The answer must consist of each line of the records below that contains the string "repair".

[DATA EXTRACT]

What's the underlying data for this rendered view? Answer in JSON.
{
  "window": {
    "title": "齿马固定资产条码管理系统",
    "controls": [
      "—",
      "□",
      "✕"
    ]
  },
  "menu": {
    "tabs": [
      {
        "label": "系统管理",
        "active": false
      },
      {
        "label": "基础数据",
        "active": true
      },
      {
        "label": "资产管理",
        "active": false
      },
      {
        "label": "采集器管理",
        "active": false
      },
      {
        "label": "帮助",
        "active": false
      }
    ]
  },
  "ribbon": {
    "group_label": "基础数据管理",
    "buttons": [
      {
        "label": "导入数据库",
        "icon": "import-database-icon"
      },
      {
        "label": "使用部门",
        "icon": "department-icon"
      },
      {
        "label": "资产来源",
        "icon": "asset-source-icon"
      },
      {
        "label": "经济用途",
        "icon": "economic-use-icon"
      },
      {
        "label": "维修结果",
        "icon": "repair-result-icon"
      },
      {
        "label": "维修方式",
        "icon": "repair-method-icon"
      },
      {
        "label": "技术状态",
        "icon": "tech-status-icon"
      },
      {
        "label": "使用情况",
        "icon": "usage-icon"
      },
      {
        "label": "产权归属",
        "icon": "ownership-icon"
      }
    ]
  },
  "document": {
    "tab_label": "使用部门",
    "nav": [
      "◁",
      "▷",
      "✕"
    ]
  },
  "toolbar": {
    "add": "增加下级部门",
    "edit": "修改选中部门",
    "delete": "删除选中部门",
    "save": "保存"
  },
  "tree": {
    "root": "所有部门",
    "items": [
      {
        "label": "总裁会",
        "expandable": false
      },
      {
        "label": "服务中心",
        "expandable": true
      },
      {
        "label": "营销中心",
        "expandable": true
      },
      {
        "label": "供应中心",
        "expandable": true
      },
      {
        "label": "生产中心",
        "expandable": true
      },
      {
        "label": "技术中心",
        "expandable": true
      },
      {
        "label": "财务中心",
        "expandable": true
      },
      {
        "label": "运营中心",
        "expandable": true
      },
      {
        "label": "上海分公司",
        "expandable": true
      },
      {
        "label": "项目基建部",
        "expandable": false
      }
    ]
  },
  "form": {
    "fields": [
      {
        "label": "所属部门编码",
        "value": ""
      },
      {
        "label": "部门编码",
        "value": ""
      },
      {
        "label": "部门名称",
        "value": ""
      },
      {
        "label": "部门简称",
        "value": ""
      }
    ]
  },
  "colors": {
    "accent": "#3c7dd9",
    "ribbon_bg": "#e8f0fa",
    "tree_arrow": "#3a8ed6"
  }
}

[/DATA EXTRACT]

= OUTPUT OF THE TASK =
        "icon": "repair-result-icon"
        "icon": "repair-method-icon"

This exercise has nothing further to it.